WHAT YOU ARE ASKED TO DO:
Check each line of the material below for "Float", then copy the ones that contain it.
────
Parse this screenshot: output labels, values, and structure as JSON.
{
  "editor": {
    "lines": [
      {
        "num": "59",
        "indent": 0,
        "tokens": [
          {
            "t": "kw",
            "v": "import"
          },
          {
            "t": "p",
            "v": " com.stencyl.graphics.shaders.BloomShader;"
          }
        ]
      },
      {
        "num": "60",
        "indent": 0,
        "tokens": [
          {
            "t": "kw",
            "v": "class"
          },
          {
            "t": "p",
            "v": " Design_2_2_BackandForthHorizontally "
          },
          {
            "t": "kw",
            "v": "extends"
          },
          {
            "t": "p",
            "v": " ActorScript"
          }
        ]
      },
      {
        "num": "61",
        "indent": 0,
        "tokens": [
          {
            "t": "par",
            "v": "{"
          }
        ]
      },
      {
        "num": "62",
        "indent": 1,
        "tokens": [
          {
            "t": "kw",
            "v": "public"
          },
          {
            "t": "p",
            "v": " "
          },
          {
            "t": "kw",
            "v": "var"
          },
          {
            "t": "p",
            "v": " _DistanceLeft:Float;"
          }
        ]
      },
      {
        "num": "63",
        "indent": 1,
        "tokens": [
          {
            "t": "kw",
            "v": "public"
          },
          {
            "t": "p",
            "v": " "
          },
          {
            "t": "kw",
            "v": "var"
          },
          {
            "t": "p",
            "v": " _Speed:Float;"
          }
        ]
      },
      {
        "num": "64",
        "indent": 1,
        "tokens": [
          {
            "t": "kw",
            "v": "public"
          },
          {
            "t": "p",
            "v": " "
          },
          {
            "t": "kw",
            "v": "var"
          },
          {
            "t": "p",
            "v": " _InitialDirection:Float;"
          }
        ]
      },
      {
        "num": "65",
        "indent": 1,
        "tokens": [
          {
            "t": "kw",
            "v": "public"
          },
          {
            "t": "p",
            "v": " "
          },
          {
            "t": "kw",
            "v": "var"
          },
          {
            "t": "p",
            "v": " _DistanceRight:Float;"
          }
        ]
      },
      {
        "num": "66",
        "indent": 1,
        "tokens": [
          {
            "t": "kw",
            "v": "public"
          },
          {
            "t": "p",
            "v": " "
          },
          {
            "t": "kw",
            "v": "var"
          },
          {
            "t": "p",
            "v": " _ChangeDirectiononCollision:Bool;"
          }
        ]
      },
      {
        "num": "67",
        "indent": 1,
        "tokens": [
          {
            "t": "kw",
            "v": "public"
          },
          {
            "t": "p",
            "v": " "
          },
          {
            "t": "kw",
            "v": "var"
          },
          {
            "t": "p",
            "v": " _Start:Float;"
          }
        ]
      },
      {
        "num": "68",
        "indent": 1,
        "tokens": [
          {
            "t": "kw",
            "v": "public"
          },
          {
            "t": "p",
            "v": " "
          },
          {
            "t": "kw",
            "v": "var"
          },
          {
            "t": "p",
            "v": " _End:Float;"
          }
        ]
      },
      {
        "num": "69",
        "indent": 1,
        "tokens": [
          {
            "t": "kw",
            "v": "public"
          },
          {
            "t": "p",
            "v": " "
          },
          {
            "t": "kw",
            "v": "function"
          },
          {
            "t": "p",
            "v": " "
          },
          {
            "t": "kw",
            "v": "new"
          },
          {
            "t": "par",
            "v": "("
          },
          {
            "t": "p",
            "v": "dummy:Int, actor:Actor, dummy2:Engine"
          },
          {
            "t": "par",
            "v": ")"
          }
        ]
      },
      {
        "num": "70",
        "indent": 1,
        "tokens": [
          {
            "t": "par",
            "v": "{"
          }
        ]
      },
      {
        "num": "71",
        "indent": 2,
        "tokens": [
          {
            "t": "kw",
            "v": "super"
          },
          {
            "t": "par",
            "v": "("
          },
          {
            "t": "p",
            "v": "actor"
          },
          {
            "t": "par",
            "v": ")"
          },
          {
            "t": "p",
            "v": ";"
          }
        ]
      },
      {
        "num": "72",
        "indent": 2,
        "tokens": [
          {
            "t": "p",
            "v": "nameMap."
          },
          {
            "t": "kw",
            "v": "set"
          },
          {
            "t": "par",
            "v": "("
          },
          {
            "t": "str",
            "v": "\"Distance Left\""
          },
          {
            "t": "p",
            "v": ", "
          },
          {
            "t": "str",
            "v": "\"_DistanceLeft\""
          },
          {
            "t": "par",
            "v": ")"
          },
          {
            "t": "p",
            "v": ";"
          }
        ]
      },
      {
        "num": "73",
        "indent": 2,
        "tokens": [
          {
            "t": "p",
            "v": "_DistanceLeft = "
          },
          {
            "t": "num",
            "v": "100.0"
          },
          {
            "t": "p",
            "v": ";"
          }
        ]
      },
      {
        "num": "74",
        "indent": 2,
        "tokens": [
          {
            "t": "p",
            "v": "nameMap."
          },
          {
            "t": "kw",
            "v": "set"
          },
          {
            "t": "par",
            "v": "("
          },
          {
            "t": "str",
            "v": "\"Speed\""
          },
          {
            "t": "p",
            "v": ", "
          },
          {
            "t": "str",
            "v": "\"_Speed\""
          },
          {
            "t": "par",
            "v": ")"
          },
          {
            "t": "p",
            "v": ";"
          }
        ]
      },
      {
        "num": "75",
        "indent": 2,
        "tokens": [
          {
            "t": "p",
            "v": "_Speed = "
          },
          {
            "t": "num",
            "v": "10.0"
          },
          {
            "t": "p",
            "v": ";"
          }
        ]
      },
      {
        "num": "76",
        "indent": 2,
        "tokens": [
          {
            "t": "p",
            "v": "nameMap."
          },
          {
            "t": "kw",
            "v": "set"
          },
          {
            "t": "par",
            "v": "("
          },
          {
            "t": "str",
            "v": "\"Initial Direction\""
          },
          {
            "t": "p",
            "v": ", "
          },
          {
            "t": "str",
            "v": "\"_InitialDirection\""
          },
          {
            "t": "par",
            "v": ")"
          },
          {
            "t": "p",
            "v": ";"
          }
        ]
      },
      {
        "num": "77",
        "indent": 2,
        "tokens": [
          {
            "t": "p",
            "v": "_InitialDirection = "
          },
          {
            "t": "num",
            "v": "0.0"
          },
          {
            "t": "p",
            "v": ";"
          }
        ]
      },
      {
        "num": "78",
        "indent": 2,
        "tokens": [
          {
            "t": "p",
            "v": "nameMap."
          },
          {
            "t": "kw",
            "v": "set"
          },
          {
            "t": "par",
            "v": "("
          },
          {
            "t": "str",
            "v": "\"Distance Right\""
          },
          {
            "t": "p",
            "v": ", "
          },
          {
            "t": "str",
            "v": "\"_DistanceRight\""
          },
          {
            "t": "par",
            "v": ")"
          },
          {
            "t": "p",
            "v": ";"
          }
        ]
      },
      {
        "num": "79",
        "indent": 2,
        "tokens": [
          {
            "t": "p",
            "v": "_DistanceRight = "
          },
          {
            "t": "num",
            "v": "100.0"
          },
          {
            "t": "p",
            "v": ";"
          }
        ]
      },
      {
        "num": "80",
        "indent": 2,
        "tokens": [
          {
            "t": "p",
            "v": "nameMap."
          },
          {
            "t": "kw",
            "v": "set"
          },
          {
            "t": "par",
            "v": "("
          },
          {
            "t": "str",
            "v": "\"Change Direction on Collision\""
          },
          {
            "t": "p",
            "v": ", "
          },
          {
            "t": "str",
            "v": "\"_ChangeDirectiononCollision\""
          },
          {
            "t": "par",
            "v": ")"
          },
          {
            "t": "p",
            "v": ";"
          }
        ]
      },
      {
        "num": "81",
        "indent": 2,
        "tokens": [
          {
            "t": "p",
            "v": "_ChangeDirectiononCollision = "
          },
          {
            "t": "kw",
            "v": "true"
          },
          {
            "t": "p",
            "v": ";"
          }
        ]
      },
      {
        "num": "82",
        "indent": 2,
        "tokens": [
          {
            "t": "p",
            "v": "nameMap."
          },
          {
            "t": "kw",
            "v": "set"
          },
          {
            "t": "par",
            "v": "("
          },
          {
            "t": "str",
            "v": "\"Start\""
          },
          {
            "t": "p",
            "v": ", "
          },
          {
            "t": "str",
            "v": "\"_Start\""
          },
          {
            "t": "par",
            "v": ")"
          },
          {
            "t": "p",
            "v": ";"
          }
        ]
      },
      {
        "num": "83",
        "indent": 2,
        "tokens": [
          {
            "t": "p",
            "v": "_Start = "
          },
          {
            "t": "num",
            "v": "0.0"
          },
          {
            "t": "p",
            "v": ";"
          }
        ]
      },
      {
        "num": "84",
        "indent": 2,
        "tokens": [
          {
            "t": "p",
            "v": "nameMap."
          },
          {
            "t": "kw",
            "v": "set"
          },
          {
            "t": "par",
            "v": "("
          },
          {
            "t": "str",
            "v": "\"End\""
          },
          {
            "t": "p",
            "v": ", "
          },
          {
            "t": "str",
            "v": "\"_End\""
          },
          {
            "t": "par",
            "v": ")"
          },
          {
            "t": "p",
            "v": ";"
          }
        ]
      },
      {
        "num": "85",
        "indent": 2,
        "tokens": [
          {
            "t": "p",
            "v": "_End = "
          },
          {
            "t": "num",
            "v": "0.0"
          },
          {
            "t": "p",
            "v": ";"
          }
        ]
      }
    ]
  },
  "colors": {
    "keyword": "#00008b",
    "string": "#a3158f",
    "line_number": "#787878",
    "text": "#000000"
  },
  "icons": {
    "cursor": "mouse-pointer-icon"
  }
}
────
YOUR SOLUTION:
            "v": " _DistanceLeft:Float;"
            "v": " _Speed:Float;"
            "v": " _InitialDirection:Float;"
            "v": " _DistanceRight:Float;"
            "v": " _Start:Float;"
            "v": " _End:Float;"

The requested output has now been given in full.